House Bills 4824 and 4825 were introduced and referred to the Tax Policy committee early August. These house bills propose what will be, if passed by the Michigan Legislature and signed by the Governor, the only annual tax holiday in Michigan.
The proposed tax holiday provides an exemption on certain school supplies from the state sales and use tax every third Saturday in August. As written in the bills, the following items would be exempt from tax:
- Clothing, if the sales price of each individual item is not greater than $100.00;
- School supplies, if the sales price of each individual item is not greater than $20.00;
- A personal computer purchased for noncommercial home or personal use, if the sales price, less any manufacturer’s rebate, of each individual personal computer is not greater than $1,000.00; and
- A personal computer accessory purchased for noncommercial home or personal use, if the sales price, less any manufacturer’s rebate, of each individual personal computer accessory is not greater than $500.00.
School supplies are defined by the bill as “pens, pencils, erasers, crayons, notebooks, notebook filler paper, legal pads, binders, lunch boxes, construction paper, markers, folders, poster board, composition books, poster paper, scissors, cellophane tape, glue, paste, rulers, computer disks, protractors, compasses, calculators, and similar items.”
Having many educators in my family and circle of friends, August signals the time when they would go bargain hunting for the “best deal” on school supplies for their classrooms. Messages and phone calls regarding the “deal” they just saw would be commonly shared amongst the educators. Then they would collaborate their efforts to buy the supplies from all of the store’s locations in the tri-county area. This legislation would assist in easing the economic burden as they prepare their classrooms for the new school year.
Twenty-one states have at least one sales tax holiday. Most are back-to-school tax holiday, like the one proposed in House Bills 4824 and 4825, but others include energy star appliance sales tax holiday (to encourage consumers to buy energy efficient appliances) and severe weather preparedness sales tax holiday (to encourage people to buy items needed during severe weather, for example, batteries and flashlights).

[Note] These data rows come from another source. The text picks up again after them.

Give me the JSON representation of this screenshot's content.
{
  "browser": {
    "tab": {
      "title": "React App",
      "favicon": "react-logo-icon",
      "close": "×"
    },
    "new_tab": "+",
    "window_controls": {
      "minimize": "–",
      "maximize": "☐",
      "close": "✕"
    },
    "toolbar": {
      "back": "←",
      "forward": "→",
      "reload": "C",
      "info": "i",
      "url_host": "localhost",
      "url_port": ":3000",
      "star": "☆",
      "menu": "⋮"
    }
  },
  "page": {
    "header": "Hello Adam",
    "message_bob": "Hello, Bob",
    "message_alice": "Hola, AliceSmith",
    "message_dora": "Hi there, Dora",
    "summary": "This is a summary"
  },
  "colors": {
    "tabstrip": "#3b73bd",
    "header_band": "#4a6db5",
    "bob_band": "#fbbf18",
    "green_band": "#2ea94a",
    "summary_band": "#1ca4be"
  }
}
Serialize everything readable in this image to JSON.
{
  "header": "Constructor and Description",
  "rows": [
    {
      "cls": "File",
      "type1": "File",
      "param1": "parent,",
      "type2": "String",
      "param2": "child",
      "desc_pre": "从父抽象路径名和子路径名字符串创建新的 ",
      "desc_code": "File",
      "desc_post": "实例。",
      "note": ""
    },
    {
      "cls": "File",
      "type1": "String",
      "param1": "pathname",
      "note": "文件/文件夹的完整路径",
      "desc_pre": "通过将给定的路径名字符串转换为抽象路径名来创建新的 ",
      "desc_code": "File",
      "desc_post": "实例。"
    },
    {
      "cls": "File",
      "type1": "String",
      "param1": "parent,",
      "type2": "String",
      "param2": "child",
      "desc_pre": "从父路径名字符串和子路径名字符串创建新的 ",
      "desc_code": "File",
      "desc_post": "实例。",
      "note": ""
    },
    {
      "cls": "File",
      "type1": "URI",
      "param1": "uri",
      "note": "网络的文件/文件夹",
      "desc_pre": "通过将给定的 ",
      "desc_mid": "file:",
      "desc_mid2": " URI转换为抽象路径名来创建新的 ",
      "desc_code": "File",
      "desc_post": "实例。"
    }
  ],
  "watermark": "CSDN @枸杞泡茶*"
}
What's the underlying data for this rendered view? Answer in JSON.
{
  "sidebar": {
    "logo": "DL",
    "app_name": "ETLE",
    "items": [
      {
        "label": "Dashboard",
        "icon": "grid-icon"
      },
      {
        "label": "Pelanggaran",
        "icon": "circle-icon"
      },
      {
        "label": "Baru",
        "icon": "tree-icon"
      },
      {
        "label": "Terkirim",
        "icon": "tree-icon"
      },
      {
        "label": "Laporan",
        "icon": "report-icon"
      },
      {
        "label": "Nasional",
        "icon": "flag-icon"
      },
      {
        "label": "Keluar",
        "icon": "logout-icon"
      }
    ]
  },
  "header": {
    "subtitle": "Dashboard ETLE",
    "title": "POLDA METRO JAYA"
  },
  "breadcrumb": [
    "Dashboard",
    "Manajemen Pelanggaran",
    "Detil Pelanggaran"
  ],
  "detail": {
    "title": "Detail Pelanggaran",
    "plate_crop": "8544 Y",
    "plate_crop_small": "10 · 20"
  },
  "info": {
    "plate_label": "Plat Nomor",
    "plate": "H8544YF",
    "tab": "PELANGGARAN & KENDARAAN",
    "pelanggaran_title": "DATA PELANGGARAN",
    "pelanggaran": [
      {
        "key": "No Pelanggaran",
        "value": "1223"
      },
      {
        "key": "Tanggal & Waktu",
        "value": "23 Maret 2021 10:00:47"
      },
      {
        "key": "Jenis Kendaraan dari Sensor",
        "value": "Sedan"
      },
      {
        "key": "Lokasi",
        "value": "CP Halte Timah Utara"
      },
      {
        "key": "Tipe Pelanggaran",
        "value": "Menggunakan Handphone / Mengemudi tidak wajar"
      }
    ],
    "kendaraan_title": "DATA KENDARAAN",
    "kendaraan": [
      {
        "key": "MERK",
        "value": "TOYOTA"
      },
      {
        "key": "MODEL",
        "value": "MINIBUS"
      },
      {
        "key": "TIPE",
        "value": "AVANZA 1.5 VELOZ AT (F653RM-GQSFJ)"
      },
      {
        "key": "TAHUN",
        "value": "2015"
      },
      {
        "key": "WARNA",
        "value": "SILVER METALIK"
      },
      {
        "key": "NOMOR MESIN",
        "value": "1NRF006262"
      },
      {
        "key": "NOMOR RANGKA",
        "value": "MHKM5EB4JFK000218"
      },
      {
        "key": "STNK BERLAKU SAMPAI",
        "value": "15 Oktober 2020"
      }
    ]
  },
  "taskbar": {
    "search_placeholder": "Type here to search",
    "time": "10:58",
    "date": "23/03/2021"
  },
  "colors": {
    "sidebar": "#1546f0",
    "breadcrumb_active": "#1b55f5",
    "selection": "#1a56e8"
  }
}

Dickinson Wright’s Tax Attorneys will continue to monitor the status of the proposed bills, and update the Tax Blog accordingly.
If you have any questions, please contact Emily Burdick in the Detroit office at ext. 3127.